═══ Dataset records

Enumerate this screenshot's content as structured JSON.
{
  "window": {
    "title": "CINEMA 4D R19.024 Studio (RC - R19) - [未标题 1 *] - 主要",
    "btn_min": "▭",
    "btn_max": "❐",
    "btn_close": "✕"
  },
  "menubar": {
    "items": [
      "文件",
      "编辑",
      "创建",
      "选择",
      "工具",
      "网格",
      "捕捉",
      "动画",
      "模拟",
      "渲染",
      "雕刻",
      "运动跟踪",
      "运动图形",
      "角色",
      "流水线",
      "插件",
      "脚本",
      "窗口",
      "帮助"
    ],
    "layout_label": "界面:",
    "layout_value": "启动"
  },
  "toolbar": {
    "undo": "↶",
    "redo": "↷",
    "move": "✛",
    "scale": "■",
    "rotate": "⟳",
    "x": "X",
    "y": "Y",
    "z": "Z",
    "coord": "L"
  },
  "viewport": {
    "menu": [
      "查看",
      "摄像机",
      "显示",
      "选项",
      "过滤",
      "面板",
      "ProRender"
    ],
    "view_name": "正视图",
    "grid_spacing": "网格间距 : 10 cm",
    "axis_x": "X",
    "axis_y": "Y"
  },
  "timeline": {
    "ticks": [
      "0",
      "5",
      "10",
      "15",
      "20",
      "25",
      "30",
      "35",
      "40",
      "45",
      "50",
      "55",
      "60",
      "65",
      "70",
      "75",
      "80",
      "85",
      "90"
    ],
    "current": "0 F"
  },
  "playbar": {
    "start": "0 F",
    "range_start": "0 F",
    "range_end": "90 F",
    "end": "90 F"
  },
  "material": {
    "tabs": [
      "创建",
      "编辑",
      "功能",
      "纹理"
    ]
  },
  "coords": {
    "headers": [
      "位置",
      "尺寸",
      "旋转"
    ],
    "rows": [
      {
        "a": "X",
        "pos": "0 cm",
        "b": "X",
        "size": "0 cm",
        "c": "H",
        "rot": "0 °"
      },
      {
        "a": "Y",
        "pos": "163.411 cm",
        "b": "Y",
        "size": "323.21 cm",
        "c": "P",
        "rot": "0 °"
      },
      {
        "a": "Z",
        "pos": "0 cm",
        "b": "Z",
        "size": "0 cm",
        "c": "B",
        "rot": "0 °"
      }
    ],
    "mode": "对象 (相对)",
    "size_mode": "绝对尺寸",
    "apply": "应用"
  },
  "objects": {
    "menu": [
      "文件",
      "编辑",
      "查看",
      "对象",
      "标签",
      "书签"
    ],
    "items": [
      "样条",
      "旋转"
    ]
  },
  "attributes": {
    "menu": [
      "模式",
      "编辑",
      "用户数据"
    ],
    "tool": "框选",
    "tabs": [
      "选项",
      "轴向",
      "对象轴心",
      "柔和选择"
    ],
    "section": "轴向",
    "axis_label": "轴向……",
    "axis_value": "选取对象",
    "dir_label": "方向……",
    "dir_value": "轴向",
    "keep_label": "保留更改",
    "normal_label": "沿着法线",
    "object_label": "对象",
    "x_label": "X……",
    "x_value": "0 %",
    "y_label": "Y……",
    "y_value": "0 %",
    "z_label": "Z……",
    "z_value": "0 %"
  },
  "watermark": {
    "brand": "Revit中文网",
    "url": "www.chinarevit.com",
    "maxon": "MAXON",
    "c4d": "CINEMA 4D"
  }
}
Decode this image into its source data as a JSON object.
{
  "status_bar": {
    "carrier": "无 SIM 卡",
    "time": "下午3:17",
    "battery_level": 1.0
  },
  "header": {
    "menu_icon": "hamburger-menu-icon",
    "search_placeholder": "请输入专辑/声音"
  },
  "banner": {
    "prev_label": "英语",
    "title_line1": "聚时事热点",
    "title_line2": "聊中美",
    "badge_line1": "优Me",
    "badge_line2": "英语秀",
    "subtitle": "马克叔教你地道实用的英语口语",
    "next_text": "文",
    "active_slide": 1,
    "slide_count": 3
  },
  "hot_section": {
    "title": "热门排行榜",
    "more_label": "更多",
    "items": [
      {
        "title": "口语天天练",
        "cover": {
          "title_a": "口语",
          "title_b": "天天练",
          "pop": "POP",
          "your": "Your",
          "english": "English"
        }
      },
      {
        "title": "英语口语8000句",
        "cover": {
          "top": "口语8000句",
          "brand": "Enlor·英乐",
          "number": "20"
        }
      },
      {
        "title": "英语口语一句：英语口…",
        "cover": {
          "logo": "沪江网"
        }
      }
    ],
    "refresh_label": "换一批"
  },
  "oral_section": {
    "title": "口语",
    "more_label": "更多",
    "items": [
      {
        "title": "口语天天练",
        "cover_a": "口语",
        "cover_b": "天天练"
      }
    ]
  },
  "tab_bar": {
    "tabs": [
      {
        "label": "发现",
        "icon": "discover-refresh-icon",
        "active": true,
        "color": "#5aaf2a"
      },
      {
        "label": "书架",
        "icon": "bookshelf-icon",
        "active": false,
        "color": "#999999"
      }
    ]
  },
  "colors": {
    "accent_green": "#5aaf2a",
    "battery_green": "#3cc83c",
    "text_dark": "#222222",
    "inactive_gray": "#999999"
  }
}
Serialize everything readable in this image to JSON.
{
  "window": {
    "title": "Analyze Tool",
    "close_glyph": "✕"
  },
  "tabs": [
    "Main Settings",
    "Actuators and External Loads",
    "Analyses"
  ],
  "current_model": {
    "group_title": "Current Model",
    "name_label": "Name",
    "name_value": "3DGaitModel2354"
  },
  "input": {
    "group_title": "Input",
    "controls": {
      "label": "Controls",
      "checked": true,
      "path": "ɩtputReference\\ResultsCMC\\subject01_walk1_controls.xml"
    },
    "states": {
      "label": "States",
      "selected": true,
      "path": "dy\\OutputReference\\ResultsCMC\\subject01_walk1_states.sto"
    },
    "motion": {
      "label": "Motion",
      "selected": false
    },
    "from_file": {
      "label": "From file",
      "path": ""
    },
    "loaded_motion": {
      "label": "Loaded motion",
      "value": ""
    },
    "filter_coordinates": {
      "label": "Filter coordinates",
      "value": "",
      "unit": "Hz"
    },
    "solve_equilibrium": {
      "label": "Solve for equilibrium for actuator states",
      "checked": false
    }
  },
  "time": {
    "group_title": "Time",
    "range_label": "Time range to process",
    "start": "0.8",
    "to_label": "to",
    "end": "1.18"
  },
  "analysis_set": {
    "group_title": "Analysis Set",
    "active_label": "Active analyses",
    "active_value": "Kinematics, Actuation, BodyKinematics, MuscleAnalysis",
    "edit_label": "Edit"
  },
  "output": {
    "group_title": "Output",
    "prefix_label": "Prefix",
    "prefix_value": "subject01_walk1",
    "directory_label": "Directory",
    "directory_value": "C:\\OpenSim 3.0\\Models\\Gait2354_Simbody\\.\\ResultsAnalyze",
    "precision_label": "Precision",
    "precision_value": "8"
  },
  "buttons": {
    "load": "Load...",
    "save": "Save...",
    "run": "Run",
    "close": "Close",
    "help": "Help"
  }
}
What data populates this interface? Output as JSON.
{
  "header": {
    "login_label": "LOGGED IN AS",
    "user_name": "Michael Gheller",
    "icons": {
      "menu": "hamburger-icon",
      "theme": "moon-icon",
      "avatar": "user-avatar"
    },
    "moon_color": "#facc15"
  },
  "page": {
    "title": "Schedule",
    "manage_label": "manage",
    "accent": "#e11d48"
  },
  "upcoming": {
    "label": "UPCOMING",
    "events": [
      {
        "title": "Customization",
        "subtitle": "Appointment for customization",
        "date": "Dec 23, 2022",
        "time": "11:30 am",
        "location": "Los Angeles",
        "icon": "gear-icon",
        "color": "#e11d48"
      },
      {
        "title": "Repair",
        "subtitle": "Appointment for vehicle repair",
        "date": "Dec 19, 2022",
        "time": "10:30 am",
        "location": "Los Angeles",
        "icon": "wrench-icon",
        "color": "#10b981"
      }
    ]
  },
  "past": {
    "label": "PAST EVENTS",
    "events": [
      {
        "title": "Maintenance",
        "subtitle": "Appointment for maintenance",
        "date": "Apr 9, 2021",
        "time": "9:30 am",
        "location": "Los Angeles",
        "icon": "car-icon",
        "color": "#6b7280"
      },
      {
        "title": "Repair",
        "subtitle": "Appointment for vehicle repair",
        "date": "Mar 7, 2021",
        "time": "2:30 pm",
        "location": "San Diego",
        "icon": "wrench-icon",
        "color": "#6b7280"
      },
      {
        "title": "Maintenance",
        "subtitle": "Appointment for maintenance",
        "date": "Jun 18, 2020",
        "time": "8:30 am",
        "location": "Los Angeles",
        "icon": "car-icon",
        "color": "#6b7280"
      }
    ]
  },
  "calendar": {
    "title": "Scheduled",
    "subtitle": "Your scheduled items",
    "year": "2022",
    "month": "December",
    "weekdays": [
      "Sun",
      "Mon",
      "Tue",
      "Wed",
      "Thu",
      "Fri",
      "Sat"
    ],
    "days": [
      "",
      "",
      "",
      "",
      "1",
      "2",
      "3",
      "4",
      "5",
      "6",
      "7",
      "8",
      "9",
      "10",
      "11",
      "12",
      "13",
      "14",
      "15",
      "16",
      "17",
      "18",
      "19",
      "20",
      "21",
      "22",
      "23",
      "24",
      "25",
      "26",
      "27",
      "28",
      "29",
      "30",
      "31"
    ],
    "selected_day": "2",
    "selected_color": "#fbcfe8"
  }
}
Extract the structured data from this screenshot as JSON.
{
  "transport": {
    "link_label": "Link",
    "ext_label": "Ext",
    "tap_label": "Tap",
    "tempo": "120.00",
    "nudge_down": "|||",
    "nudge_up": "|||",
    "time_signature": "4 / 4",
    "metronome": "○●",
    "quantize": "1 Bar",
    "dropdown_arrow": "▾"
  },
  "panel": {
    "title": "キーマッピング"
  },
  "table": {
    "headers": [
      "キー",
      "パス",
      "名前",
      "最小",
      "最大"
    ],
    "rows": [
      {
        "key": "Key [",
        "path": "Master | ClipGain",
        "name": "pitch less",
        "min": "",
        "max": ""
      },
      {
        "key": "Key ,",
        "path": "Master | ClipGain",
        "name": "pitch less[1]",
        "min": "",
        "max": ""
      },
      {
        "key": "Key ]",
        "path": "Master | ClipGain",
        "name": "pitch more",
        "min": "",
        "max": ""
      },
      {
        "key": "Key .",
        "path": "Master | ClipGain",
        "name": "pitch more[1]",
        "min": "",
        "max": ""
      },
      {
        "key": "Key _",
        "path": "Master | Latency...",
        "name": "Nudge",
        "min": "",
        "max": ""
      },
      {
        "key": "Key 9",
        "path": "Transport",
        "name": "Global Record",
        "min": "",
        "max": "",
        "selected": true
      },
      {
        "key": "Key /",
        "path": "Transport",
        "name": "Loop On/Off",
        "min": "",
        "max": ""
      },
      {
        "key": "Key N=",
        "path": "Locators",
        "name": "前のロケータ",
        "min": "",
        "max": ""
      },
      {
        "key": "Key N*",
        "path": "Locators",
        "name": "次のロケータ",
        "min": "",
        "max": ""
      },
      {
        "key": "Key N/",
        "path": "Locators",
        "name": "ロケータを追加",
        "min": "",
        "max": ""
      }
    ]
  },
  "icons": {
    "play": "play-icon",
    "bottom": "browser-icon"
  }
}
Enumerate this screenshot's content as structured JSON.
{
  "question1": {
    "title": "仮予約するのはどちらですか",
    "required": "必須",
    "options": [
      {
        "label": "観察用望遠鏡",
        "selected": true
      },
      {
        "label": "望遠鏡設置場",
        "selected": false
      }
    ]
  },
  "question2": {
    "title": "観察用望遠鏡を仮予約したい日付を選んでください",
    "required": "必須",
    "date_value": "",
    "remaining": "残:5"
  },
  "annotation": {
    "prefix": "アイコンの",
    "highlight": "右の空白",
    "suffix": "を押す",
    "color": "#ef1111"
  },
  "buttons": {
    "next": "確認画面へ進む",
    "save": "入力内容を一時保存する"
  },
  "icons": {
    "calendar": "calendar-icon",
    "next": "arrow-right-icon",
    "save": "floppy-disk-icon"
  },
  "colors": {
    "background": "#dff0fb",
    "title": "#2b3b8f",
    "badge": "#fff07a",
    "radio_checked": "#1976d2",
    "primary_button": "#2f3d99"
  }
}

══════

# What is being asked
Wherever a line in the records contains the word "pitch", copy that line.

# Response to this exercise
        "name": "pitch less",
        "name": "pitch less[1]",
        "name": "pitch more",
        "name": "pitch more[1]",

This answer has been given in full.